With our 21st century sensibilities intact, we might be suspicious of any teaching that God is on one nation’s side and not another, one team’s side and not another, one person’s side and not another. In that respect, we may wonder how healthy it is for the Jewish people of Biblical history or American right-wingers of modern times to think “God is on our side.”
On the other hand, we might pay attention to the hidden wisdom behind the culturally bound perspectives and language of ancient times and affirm that human beings are always at their best when they humbly acknowledge their weakness, vulnerability and dependence on God and each other.
We may read about Deborah humbly giving God the glory for the victory over the Canaanites, but then, in response, humbly give God the glory for the victory over our own greatest enemy — ourselves. What I mean by this is if we take care of the beam in our own eye, we’ll be less preoccupied with the speck in someone else’s eye.
Our group noted that Deborah is called a “mother in Israel” (5:7), and as such is fiercely protective of her own. Her name means “bee.” Like the queen bee, she raises up the swarm for battle, sending out the drones to protect the hive and conquer new territory.
Who is Deborah? A prophetess calling her people back to God, a judge deciding about the disputes among her people, a visionary calling Barak and ten thousand soldiers into action, a warrior leading her people into battle, a mother fiercely protecting her own, a humble servant giving God the glory for any human accomplishment.

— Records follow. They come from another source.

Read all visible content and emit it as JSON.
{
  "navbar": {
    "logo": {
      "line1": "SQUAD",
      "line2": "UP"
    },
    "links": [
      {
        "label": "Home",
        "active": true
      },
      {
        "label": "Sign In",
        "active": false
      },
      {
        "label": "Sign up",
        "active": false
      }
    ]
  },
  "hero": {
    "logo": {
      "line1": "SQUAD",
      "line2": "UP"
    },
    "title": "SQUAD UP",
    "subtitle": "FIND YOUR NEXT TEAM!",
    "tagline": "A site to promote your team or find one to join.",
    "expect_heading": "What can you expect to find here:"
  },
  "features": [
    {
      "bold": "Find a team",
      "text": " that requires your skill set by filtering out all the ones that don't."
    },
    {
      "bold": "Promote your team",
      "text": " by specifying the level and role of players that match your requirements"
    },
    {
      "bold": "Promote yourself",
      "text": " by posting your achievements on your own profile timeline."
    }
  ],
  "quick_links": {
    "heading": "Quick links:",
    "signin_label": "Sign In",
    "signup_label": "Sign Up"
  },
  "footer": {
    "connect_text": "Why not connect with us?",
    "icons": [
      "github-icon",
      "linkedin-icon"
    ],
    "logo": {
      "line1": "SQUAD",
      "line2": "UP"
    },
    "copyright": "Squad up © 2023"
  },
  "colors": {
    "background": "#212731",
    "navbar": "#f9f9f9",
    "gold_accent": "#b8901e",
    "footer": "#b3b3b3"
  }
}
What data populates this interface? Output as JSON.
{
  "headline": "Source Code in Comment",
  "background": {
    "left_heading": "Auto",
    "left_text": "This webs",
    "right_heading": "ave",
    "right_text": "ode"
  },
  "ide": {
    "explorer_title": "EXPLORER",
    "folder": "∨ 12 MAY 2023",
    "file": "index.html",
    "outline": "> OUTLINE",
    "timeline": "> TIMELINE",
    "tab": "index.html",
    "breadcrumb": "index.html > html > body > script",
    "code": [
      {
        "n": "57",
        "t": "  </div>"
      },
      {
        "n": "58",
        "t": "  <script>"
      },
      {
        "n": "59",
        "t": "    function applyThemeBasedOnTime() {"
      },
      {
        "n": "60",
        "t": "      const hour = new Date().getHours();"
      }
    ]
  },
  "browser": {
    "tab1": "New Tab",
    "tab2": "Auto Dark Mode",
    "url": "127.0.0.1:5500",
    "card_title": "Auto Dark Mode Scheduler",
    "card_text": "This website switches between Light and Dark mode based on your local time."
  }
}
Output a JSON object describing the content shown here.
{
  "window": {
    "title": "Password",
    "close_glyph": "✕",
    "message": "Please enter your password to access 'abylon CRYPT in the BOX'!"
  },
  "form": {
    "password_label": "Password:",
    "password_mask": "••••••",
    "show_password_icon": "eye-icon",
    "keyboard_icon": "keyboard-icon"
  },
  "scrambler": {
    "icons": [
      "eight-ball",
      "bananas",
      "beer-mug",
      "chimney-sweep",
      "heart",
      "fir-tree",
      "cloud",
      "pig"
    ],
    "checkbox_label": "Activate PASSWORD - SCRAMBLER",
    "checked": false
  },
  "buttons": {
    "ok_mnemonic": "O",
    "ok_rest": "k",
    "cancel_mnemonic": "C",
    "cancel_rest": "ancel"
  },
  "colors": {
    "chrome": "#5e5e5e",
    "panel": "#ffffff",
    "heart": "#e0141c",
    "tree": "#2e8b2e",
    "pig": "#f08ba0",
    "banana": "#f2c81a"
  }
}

As I mentioned before, Deborah isn’t the only hero of the story. The poem reveals that God sends a flash flood, with the result that Sisera’s 900 iron chariots get stuck in the mud. Sisera flees on foot, and is met by Yael, who invites him into her tent, lures him into a false sense of security until he falls asleep, then kills him by driving a tent peg into his temple with a mallet.
When Biblical scholar Tammi Schneider reflected on this event, she wrote, “When a warrior approaches a tent in wartime, we normally fear, not for the warrior but for the woman inside. We brace ourselves for a violent rape in which the warrior brutally penetrates the woman. Instead, it is Yael who penetrates with her weapon. Women in tents are not always victims!”
And some think the Bible is dull and boring!
Deborah and Yael’s stories convey a powerful message to people who are feeling (and probably are) weak, small, and vulnerable. These women are paradigms for individuals, groups, and nations who find themselves in disadvantaged situations, a dramatic representation of how they can nevertheless rise to redeem themselves and others. Like these women, the people of Israel can persevere to preserve their destiny. The gifts of faith, persuasion, persistence, and cunning can allow the nation of Israel to be victorious when surrounded by, besieged by, and even conquered by more powerful nations.
Last Wednesday noon, a member of our discussion group on Paul’s Letter to the Romans commented, “After visiting memorials and museums honoring Jews who were persecuted and exterminated in Nazi Germany, I marvel that the Jewish people have found a way to persist to this very day! Despite all odds and obstacles, the Jewish people survive!”
Some would say it’s not mere determination or sheer willpower that live on in the Jewish people, but rather the sense that God’s strength is made perfect through weakness.
Does it seem the odds are against you? Are there obstacles in your path that seem insurmountable?
Then with the psalmist exclaim, “Some trust in chariots and some in horses, but we trust in the name of the LORD our God” (Psalm 20:7)
With the prophet Zechariah affirm, “‘Not by might nor by power, but by my Spirit,’ says the Lord Almighty” (Zechariah 4:6).
With the apostle Paul cry out, “When I am weak, then I am strong!” (2 Cor. 12:10).
With the writer to the Hebrews assert, “What more shall I say? I do not have time to tell about the judges: Gideon, Barak, Samson, Jephthah (hey, where’s Deborah?!!!), who through faith conquered kingdoms and administered justice…whose weakness was turned to strength” (Hebrews 11:32-34).